The objective, according to the local plan, is aggressive economic growth: fuelled by around 40% more jobs and 40% more homes in the area in the next 20 years. That’s 40% more burden on the existing transport infrastructure, green spaces, ecosystem pollution, social inequality, shared civic space, and water supply
Before the 6th May local elections, CamDEAG reached out to many of the parties and candidates to get answers to their questions. We were delighted that many of them wrote back. Read the full responses here. We are so pleased that so
Cambridge Doughnut Economics Action Group (CamDEAG) are working with Transition Cambridge, Cambridge Carbon Footprint and other many other community groups on an exciting project in the Cambridge city centre, with support from Cambridge City Council. Taking inspiration from Camden’s “Think and Do” shop, we
Members of Cambridge Doughnut asked candidates standing for the upcoming elections in Cambridge and surrounding areas to answer three questions about how they will look after the needs of citizens while taking into consideration environmental limits and the climate emergency.
by Lauren Stabler, CamDEAG member Q1: How would a Doughnut Economy look different to the one we have today?
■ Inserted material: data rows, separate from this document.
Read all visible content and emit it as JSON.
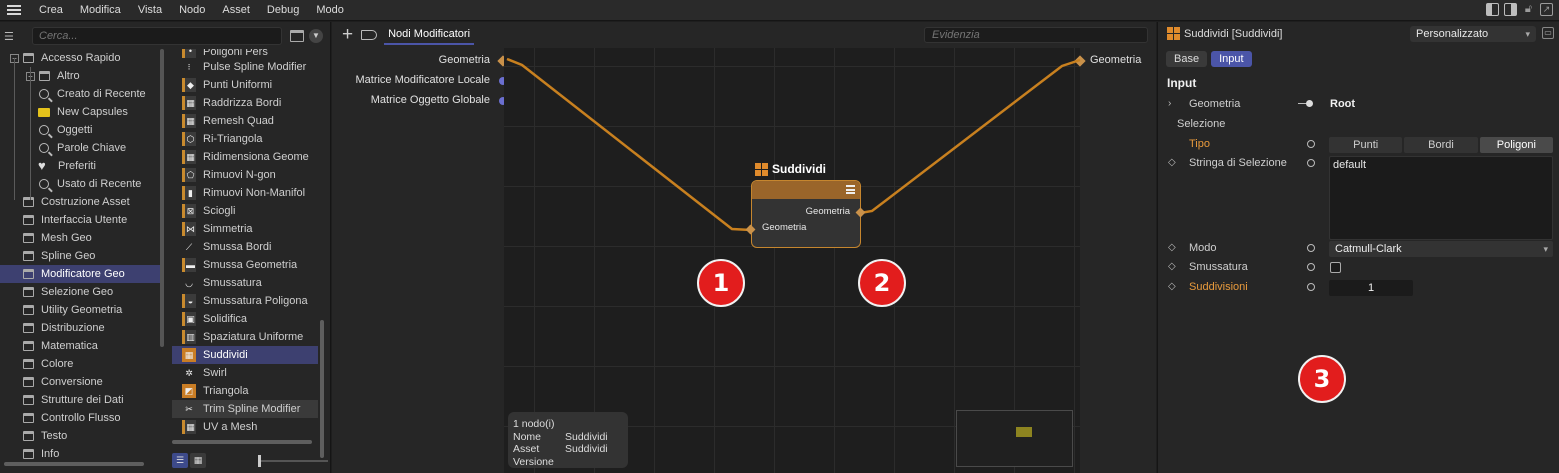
{
  "menubar": {
    "items": [
      "Crea",
      "Modifica",
      "Vista",
      "Nodo",
      "Asset",
      "Debug",
      "Modo"
    ]
  },
  "left": {
    "search_placeholder": "Cerca...",
    "tree": [
      {
        "label": "Accesso Rapido",
        "icon": "folder-icon",
        "level": 0,
        "expand": "−"
      },
      {
        "label": "Altro",
        "icon": "folder-icon",
        "level": 1,
        "expand": "+"
      },
      {
        "label": "Creato di Recente",
        "icon": "search-icon",
        "level": 1
      },
      {
        "label": "New Capsules",
        "icon": "tag-icon",
        "level": 1
      },
      {
        "label": "Oggetti",
        "icon": "search-icon",
        "level": 1
      },
      {
        "label": "Parole Chiave",
        "icon": "search-icon",
        "level": 1
      },
      {
        "label": "Preferiti",
        "icon": "heart-icon",
        "level": 1
      },
      {
        "label": "Usato di Recente",
        "icon": "search-icon",
        "level": 1
      },
      {
        "label": "Costruzione Asset",
        "icon": "folder-icon",
        "level": 0
      },
      {
        "label": "Interfaccia Utente",
        "icon": "folder-icon",
        "level": 0
      },
      {
        "label": "Mesh Geo",
        "icon": "folder-icon",
        "level": 0
      },
      {
        "label": "Spline Geo",
        "icon": "folder-icon",
        "level": 0
      },
      {
        "label": "Modificatore Geo",
        "icon": "folder-icon",
        "level": 0,
        "selected": true
      },
      {
        "label": "Selezione Geo",
        "icon": "folder-icon",
        "level": 0
      },
      {
        "label": "Utility Geometria",
        "icon": "folder-icon",
        "level": 0
      },
      {
        "label": "Distribuzione",
        "icon": "folder-icon",
        "level": 0
      },
      {
        "label": "Matematica",
        "icon": "folder-icon",
        "level": 0
      },
      {
        "label": "Colore",
        "icon": "folder-icon",
        "level": 0
      },
      {
        "label": "Conversione",
        "icon": "folder-icon",
        "level": 0
      },
      {
        "label": "Strutture dei Dati",
        "icon": "folder-icon",
        "level": 0
      },
      {
        "label": "Controllo Flusso",
        "icon": "folder-icon",
        "level": 0
      },
      {
        "label": "Testo",
        "icon": "folder-icon",
        "level": 0
      },
      {
        "label": "Info",
        "icon": "folder-icon",
        "level": 0
      }
    ],
    "assets": [
      {
        "label": "Poligoni Pers",
        "icon": "•",
        "cut": true
      },
      {
        "label": "Pulse Spline Modifier",
        "icon": "⁝",
        "style": "plain"
      },
      {
        "label": "Punti Uniformi",
        "icon": "◆"
      },
      {
        "label": "Raddrizza Bordi",
        "icon": "▦"
      },
      {
        "label": "Remesh Quad",
        "icon": "▦"
      },
      {
        "label": "Ri-Triangola",
        "icon": "⬡"
      },
      {
        "label": "Ridimensiona Geome",
        "icon": "▦"
      },
      {
        "label": "Rimuovi N-gon",
        "icon": "⬠"
      },
      {
        "label": "Rimuovi Non-Manifol",
        "icon": "▮"
      },
      {
        "label": "Sciogli",
        "icon": "⊠"
      },
      {
        "label": "Simmetria",
        "icon": "⋈"
      },
      {
        "label": "Smussa Bordi",
        "icon": "⟋",
        "style": "plain"
      },
      {
        "label": "Smussa Geometria",
        "icon": "▬"
      },
      {
        "label": "Smussatura",
        "icon": "◡",
        "style": "plain"
      },
      {
        "label": "Smussatura Poligona",
        "icon": "◒"
      },
      {
        "label": "Solidifica",
        "icon": "▣"
      },
      {
        "label": "Spaziatura Uniforme",
        "icon": "▥"
      },
      {
        "label": "Suddividi",
        "icon": "▦",
        "style": "orange",
        "selected": true
      },
      {
        "label": "Swirl",
        "icon": "✲",
        "style": "plain"
      },
      {
        "label": "Triangola",
        "icon": "◩",
        "style": "orange"
      },
      {
        "label": "Trim Spline Modifier",
        "icon": "✂",
        "style": "plain",
        "hover": true
      },
      {
        "label": "UV a Mesh",
        "icon": "▦"
      }
    ]
  },
  "editor": {
    "tab": "Nodi Modificatori",
    "search_placeholder": "Evidenzia",
    "left_ports": [
      "Geometria",
      "Matrice Modificatore Locale",
      "Matrice Oggetto Globale"
    ],
    "right_port": "Geometria",
    "node": {
      "title": "Suddividi",
      "output": "Geometria",
      "input": "Geometria"
    },
    "badges": [
      "1",
      "2",
      "3"
    ],
    "info": [
      {
        "k": "1 nodo(i)",
        "v": ""
      },
      {
        "k": "Nome",
        "v": "Suddividi"
      },
      {
        "k": "Asset",
        "v": "Suddividi"
      },
      {
        "k": "Versione",
        "v": ""
      }
    ],
    "wire_color": "#c8801f"
  },
  "attr": {
    "title": "Suddividi [Suddividi]",
    "mode": "Personalizzato",
    "tabs": [
      "Base",
      "Input"
    ],
    "section": "Input",
    "geometria": {
      "label": "Geometria",
      "value": "Root"
    },
    "selezione": "Selezione",
    "tipo": {
      "label": "Tipo",
      "options": [
        "Punti",
        "Bordi",
        "Poligoni"
      ],
      "selected": "Poligoni"
    },
    "stringa": {
      "label": "Stringa di Selezione",
      "value": "default"
    },
    "modo": {
      "label": "Modo",
      "value": "Catmull-Clark"
    },
    "smussatura": {
      "label": "Smussatura",
      "checked": false
    },
    "suddivisioni": {
      "label": "Suddivisioni",
      "value": "1"
    }
  }
}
A Doughnut economy is one that meets the needs of all people within the means of the planet. To do this